Runners and cycling enthusiasts who are frequent users of the popular Strava fitness app may be leaving their location data exposed.
Strava records your runs and bicycle rides and also creates competitions between you and other users who frequent the same routes. Using the app’s Heatmap feature, researchers at North Carolina State University(Opens in a new window) were able to predict user locations with roughly 37.5% accuracy.
The Heatmap feature, added in 2015, lets you see a visual representation of the most popular running and biking routes for other Strava users. This can be especially useful if you’re running or biking in a new location for the first time. More active users who frequently use the app on the same routes produce more “heat” on the map and are more easily identified than casual users or those who switch up their routes more often.
Hide your starting and ending address via the app’s privacy controls.
As Bleeping Computer reports(Opens in a new window), NCSU researchers collected data from Strava heatmaps in Arkansas, Ohio, and North Carolina for a month, and overlayed heatmap images with images from OpenStreetMaps, a free geographic database. The study concluded that identifying users’ home addresses on heatmaps is feasible, mainly because users provide their full names and profile images in the app.

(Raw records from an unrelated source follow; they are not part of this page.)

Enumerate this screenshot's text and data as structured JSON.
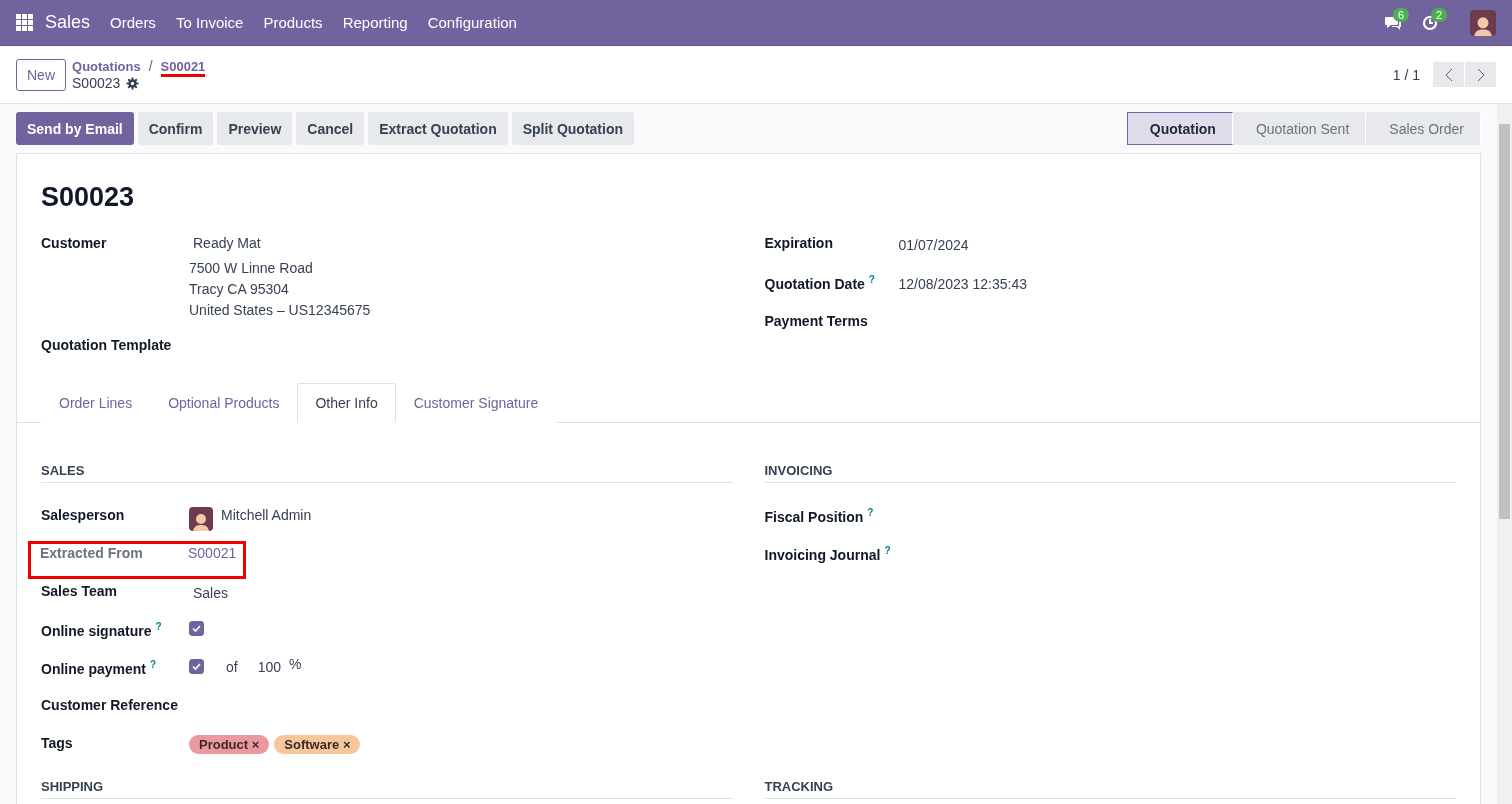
{
  "navbar": {
    "app": "Sales",
    "menu": [
      "Orders",
      "To Invoice",
      "Products",
      "Reporting",
      "Configuration"
    ],
    "notifications": [
      {
        "kind": "messages",
        "count": "6"
      },
      {
        "kind": "activities",
        "count": "2"
      }
    ]
  },
  "control_panel": {
    "new_button": "New",
    "breadcrumb": [
      {
        "label": "Quotations",
        "marked": false
      },
      {
        "label": "S00021",
        "marked": true
      }
    ],
    "separator": "/",
    "record": "S00023",
    "pager": "1 / 1"
  },
  "actions": [
    {
      "label": "Send by Email",
      "primary": true
    },
    {
      "label": "Confirm",
      "primary": false
    },
    {
      "label": "Preview",
      "primary": false
    },
    {
      "label": "Cancel",
      "primary": false
    },
    {
      "label": "Extract Quotation",
      "primary": false
    },
    {
      "label": "Split Quotation",
      "primary": false
    }
  ],
  "statusbar": [
    {
      "label": "Quotation",
      "selected": true
    },
    {
      "label": "Quotation Sent",
      "selected": false
    },
    {
      "label": "Sales Order",
      "selected": false
    }
  ],
  "title": "S00023",
  "fields_left": [
    {
      "label": "Customer",
      "lines": [
        "Ready Mat",
        "7500 W Linne Road",
        "Tracy CA 95304",
        "United States – US12345675"
      ]
    },
    {
      "label": "Quotation Template"
    }
  ],
  "fields_right": [
    {
      "label": "Expiration",
      "value": "01/07/2024"
    },
    {
      "label": "Quotation Date",
      "help": "?",
      "value": "12/08/2023 12:35:43"
    },
    {
      "label": "Payment Terms"
    }
  ],
  "tabs": [
    {
      "label": "Order Lines",
      "selected": false
    },
    {
      "label": "Optional Products",
      "selected": false
    },
    {
      "label": "Other Info",
      "selected": true
    },
    {
      "label": "Customer Signature",
      "selected": false
    }
  ],
  "sections": [
    {
      "title": "SALES",
      "fields": [
        {
          "kind": "person",
          "label": "Salesperson",
          "value": "Mitchell Admin"
        },
        {
          "kind": "link",
          "label": "Extracted From",
          "value": "S00021",
          "muted": true,
          "highlighted": true
        },
        {
          "kind": "text",
          "label": "Sales Team",
          "value": "Sales"
        },
        {
          "kind": "checkbox",
          "label": "Online signature",
          "help": "?",
          "checked": true
        },
        {
          "kind": "payment",
          "label": "Online payment",
          "help": "?",
          "checked": true,
          "of": "of",
          "amount": "100",
          "unit": "%"
        },
        {
          "kind": "empty",
          "label": "Customer Reference"
        },
        {
          "kind": "tags",
          "label": "Tags",
          "tags": [
            {
              "label": "Product",
              "color": "#ea9a9e"
            },
            {
              "label": "Software",
              "color": "#f6c79a"
            }
          ],
          "remove": "×"
        }
      ]
    },
    {
      "title": "INVOICING",
      "fields": [
        {
          "kind": "empty",
          "label": "Fiscal Position",
          "help": "?"
        },
        {
          "kind": "empty",
          "label": "Invoicing Journal",
          "help": "?"
        }
      ]
    }
  ],
  "next_sections": [
    "SHIPPING",
    "TRACKING"
  ]
}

But before you uninstall Strava, you have a few options to help keep your location data safe. For starters, if you don’t want to contribute to the app’s heatmap, toggle off the Aggregated Data Usage control(Opens in a new window), which excludes all activities, or make Activity Visibility(Opens in a new window) private. Another option is to hide the area around your activities’ start and end points by up to 1 mile via the app’s privacy controls listed in the settings menu.
Recommended by Our Editors

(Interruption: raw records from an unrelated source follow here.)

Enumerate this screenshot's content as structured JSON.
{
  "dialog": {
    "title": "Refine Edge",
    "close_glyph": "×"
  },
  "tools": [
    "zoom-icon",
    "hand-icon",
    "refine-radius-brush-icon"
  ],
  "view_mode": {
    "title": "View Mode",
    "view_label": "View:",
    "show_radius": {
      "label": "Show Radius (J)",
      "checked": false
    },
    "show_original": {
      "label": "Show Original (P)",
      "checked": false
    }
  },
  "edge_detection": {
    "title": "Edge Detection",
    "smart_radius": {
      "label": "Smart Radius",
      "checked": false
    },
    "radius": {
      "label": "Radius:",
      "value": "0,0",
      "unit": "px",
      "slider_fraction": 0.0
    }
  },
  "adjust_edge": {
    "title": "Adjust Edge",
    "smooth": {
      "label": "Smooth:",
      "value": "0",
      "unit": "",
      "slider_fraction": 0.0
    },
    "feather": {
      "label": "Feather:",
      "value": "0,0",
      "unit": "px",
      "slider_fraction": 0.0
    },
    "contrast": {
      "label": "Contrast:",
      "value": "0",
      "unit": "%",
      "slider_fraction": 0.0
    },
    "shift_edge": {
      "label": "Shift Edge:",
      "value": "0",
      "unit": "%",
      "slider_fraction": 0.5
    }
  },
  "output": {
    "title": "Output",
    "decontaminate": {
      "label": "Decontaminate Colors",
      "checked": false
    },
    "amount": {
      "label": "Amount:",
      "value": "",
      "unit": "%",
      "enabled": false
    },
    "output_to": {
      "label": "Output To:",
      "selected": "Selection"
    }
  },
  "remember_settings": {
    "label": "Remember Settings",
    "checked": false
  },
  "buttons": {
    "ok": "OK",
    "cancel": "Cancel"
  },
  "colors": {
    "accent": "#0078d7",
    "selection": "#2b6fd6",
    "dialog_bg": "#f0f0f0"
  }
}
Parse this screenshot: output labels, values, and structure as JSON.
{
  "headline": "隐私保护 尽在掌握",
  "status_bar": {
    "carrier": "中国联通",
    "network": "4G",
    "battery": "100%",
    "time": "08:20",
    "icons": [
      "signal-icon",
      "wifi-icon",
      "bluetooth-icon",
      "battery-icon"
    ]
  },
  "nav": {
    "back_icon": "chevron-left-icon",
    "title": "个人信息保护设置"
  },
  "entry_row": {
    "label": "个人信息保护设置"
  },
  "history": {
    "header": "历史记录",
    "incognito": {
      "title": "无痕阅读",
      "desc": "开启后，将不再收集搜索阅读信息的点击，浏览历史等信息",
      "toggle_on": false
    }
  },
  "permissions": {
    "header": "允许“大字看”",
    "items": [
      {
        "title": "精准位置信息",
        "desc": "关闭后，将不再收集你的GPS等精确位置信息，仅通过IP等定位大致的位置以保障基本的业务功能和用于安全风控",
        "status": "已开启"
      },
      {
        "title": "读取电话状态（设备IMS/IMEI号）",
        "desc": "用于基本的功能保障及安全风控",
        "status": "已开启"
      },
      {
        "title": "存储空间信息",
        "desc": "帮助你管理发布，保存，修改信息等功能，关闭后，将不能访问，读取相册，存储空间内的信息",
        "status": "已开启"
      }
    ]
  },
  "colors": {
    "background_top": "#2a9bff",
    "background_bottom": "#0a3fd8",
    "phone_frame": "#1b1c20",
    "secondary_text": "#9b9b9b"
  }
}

In a statement, Strava tells Bleeping Computer that it only produces a heatmap in areas where “multiple people have completed an activity,” and urges those who do not want to contribute to a heatmap to toggle the function off in the app.
Whatever you decide, it’s always wise to be mindful when using apps that ask for personal information. Features such as Strava’s Heatmap provide a helpful tool for fitness aficionados who like to share and compete with one another, but they may not be the only ones watching.
Like What You’re Reading?
Sign up for SecurityWatch newsletter for our top privacy and security stories delivered right to your inbox.